+++ INPUT MATERIAL +++

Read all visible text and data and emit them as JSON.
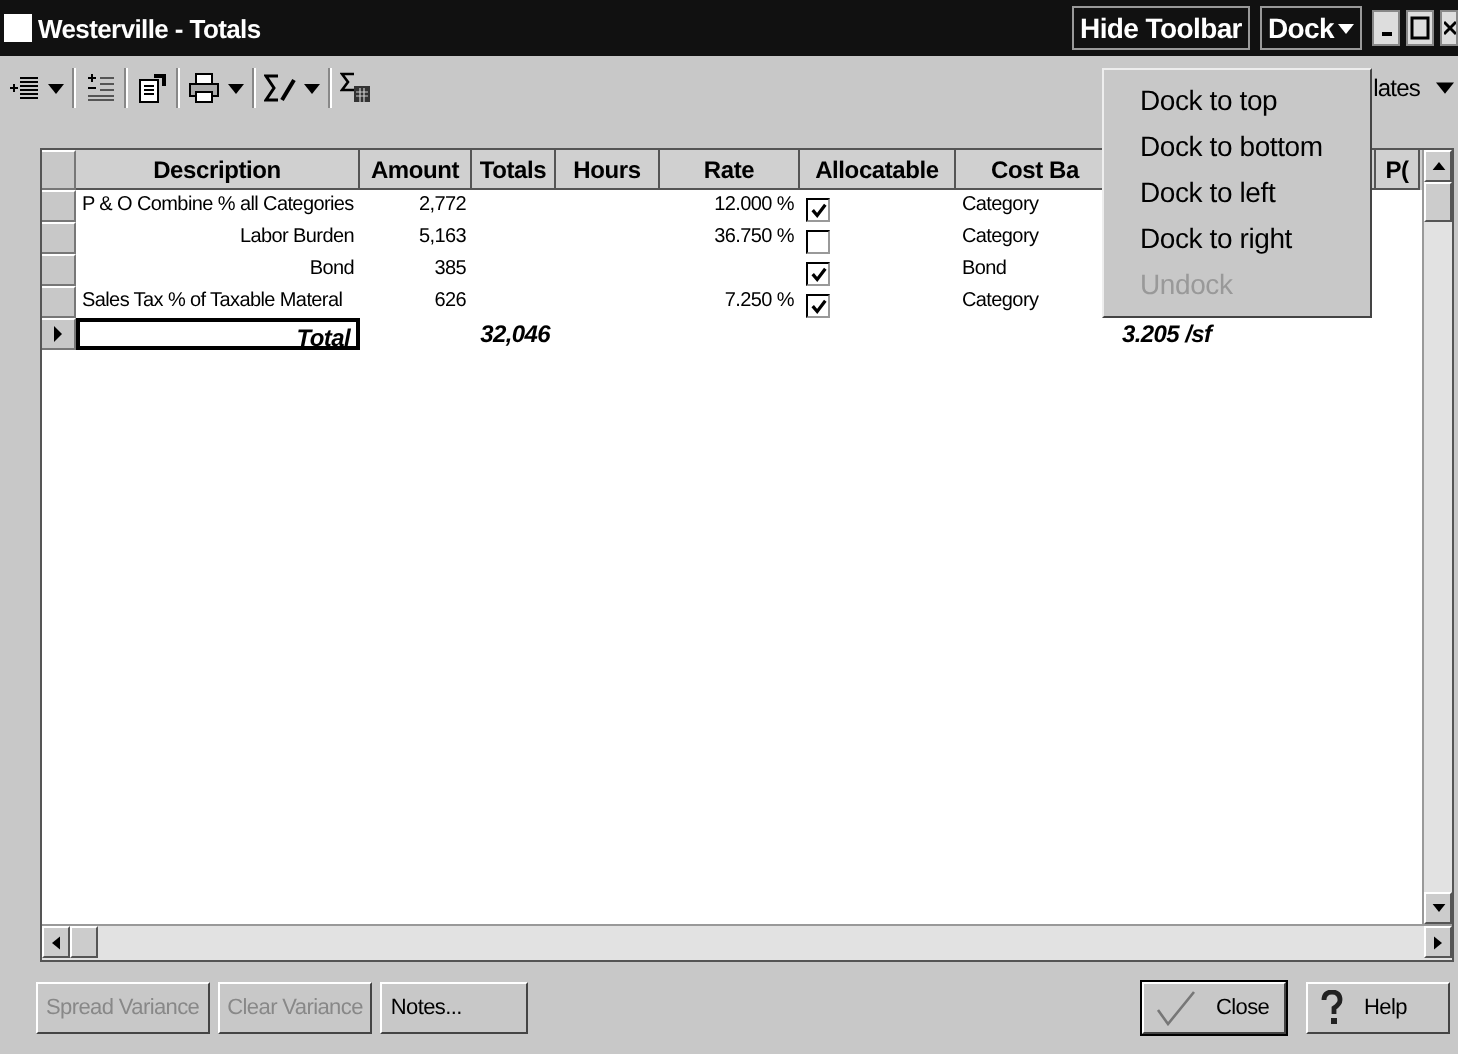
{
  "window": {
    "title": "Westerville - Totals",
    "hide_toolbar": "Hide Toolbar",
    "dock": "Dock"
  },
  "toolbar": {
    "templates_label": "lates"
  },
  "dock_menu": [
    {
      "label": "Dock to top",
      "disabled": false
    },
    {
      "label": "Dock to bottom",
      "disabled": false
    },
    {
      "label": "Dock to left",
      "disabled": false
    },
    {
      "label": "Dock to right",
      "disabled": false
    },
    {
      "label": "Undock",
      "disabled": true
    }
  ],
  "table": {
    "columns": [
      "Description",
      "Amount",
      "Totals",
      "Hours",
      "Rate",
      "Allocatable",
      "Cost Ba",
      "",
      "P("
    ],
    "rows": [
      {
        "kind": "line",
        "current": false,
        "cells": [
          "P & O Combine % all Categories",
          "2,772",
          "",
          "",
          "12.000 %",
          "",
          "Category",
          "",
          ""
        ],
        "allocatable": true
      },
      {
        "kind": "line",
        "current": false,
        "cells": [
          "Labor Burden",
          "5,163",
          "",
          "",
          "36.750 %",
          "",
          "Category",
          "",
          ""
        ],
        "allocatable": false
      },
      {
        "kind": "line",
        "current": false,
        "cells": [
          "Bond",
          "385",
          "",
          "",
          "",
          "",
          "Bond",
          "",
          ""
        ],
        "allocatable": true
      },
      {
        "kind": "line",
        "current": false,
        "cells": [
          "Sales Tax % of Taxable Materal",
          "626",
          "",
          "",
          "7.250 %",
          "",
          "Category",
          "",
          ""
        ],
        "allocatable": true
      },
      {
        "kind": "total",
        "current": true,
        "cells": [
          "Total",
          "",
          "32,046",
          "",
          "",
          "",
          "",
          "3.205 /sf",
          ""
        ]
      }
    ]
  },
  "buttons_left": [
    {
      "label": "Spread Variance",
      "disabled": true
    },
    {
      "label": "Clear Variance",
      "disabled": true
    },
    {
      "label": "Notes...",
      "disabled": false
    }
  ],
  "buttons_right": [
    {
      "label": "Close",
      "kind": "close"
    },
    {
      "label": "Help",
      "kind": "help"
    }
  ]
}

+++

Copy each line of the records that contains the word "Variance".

- FINISHED TASK
      "label": "Spread Variance",
      "label": "Clear Variance",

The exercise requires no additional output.